The New York Times reports that a security researcher has found a vulnerability in the encryption used by some mobile SIM cards that could let hackers remotely take control of a phone. The flaw relates to cards using DES (Data Encryption Standard) for encryption — it's an older standard that's being phased out by some manufacturers, but is still used by hundreds of millions of SIMs.

Attackers could intercept your messages and make payments

Karsten Nohl, the founder of German firm Security Research Labs, discovered that sending a fake carrier message to a phone prompted an automated response from 25 percent of DES SIMs that revealed the cards' 56-bit security key. With that key in hand, Nohl was able to send a virus to the SIM with a text message. The virus allowed him to impersonate the phone's owner, intercept text messages, and even make carrier payments. The New York Times cites Nohl as claiming that the entire operation takes "about two minutes" using a regular PC.

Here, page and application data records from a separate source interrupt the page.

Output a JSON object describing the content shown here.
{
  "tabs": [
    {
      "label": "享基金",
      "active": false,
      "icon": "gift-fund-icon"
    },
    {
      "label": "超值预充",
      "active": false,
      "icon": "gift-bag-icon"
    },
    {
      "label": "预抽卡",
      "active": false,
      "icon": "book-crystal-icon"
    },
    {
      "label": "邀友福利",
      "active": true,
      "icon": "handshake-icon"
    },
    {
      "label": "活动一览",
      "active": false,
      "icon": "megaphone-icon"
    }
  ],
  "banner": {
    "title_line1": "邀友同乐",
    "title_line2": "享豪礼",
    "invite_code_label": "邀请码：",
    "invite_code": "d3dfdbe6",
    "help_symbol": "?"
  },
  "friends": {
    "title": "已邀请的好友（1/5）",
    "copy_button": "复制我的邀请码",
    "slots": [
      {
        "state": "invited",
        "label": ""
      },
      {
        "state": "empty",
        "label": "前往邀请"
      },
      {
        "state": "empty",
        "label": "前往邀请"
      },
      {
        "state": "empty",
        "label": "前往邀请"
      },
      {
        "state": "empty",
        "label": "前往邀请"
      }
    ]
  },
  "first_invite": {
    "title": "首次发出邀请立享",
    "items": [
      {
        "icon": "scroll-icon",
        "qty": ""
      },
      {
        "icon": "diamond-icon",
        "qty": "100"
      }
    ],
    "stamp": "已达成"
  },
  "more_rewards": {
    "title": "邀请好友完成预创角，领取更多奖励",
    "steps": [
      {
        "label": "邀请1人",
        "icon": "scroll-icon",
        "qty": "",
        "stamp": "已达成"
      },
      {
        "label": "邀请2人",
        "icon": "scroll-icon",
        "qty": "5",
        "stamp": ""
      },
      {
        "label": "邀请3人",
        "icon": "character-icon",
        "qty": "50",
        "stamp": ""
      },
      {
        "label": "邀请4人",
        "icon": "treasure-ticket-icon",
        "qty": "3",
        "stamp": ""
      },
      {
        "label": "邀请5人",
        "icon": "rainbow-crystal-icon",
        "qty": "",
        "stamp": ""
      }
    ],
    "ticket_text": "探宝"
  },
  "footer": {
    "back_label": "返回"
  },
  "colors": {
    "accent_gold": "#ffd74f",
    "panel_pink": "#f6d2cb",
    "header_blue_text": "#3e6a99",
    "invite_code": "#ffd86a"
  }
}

Over the past two years, Nohl has tested his method on around 1,000 cards across North America and Europe. DES is used in around three billion mobile SIMs worldwide, of which Nohl estimates 750 million are vulnerable to the attack. Many carriers use SIMs with the stronger triple-DES encryption method, which are not susceptible to Nohl's method, and DES in general has been phased out in favor of AES (Advanced Encryption Standard).

Mobile companies are aware of the problem

The flaw has been disclosed to the GSMA, an association made up of mobile operators and other companies in the field that oversees the deployment of GSM networks. The GSMA has informed SIM manufacturers and other companies involved of the situation, who are all analyzing how to best deal with the flaw. With the "responsible disclosure" taken care of, Nohl will detail his attack method at the Black Hat security conference on August 1st. He also plans to publish a "comparative list" detailing the SIM card security of each mobile carrier in December. Hopefully by then the at-risk operators will have taken the necessary steps to neutralize the vulnerability.